* _What you need to do_
In the entries that follow, find each line with the word "true" and copy it.

● ● ● ● ●

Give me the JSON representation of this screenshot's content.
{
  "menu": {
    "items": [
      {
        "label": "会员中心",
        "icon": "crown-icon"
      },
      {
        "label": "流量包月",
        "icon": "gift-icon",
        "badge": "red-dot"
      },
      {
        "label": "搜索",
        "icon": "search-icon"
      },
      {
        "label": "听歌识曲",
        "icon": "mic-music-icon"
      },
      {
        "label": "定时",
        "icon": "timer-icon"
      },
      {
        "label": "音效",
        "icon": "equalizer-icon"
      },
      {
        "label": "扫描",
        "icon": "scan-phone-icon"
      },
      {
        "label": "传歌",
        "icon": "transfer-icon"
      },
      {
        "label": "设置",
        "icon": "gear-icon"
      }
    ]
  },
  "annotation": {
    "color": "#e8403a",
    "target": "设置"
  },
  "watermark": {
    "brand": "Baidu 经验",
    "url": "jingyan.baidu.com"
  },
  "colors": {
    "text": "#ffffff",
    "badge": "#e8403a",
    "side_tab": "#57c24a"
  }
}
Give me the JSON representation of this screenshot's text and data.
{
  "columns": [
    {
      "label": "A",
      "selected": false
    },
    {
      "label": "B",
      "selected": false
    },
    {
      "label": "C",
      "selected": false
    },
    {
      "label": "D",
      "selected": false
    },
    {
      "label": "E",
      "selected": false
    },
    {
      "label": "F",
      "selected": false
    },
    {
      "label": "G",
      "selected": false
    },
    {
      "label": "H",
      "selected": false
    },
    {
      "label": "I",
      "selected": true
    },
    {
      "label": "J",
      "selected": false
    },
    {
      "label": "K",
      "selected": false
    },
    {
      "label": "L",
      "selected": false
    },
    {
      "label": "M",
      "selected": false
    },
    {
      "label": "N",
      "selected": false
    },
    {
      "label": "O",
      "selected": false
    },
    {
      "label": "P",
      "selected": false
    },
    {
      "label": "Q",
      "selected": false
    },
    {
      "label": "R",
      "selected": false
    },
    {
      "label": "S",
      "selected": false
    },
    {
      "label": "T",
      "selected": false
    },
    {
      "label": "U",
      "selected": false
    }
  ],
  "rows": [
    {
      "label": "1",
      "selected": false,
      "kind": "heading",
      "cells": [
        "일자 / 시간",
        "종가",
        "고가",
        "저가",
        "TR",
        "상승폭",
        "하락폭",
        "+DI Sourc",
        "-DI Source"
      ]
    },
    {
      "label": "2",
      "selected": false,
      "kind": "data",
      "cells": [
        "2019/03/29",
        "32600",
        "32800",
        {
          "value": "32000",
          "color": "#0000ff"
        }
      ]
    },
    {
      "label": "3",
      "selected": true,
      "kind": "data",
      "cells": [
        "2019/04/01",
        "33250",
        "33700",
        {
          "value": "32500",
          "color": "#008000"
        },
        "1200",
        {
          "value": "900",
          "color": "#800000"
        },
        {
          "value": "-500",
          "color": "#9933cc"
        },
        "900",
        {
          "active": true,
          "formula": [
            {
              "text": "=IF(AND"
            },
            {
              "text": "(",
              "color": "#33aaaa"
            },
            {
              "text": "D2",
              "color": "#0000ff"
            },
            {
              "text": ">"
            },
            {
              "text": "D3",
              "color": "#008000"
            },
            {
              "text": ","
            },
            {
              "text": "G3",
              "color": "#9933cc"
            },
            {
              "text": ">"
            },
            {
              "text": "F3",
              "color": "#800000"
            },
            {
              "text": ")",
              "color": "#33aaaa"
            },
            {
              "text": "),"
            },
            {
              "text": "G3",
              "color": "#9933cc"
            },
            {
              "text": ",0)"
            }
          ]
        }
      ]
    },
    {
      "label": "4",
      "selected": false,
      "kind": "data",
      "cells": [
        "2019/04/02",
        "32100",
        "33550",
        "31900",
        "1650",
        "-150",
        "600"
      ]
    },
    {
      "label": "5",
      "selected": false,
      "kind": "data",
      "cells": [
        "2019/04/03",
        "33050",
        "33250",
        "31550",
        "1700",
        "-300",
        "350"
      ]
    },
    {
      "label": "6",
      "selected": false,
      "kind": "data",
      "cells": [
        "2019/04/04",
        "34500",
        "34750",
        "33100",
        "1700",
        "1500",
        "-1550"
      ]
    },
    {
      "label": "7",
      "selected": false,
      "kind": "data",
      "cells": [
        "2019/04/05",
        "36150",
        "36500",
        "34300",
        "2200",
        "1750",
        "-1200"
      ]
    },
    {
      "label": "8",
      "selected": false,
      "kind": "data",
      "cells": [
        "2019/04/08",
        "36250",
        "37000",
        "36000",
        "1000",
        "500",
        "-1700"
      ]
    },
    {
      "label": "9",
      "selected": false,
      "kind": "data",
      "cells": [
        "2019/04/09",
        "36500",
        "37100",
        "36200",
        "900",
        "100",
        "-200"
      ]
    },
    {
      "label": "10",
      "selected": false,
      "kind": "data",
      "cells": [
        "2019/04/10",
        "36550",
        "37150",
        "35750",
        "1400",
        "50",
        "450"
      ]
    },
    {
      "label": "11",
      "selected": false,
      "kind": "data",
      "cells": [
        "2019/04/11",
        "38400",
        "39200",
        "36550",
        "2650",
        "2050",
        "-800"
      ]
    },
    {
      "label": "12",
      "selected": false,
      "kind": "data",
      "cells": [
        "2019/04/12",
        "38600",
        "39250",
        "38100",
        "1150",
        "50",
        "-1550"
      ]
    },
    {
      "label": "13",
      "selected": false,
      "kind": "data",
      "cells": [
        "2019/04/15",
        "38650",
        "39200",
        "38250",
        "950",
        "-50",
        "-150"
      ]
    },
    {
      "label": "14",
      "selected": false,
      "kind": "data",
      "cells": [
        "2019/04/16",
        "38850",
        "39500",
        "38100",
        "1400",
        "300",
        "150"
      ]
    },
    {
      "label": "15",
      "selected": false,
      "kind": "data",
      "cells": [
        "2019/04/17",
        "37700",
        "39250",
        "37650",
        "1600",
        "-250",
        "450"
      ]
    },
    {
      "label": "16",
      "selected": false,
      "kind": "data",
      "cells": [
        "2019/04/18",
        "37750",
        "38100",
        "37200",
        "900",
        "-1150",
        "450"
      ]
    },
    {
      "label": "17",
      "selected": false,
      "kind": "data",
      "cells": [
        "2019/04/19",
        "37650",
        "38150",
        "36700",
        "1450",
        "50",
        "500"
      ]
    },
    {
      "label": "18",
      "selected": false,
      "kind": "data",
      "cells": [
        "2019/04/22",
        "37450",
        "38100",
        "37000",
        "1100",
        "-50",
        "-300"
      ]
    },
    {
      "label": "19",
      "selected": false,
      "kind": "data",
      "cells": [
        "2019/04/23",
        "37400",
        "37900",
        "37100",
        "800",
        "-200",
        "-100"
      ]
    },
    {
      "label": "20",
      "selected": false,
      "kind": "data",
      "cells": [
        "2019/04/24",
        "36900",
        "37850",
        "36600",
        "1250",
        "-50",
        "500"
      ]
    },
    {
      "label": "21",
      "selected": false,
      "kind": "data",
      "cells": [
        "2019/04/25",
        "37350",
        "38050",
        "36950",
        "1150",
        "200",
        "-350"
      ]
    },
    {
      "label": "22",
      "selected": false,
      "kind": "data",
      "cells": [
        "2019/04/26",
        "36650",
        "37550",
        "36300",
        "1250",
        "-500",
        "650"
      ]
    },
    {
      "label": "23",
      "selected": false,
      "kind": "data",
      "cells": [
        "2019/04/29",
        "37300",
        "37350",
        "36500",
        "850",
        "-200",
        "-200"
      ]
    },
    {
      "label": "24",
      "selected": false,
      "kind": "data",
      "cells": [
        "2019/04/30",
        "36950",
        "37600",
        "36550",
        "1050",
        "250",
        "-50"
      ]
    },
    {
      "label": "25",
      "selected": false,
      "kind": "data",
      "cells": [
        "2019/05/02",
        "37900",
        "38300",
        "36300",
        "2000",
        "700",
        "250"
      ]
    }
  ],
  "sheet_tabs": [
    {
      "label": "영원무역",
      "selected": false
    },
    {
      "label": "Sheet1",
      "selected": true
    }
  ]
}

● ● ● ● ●

* _Result of this task_
      "selected": true
      "selected": true,
          "active": true,
      "selected": true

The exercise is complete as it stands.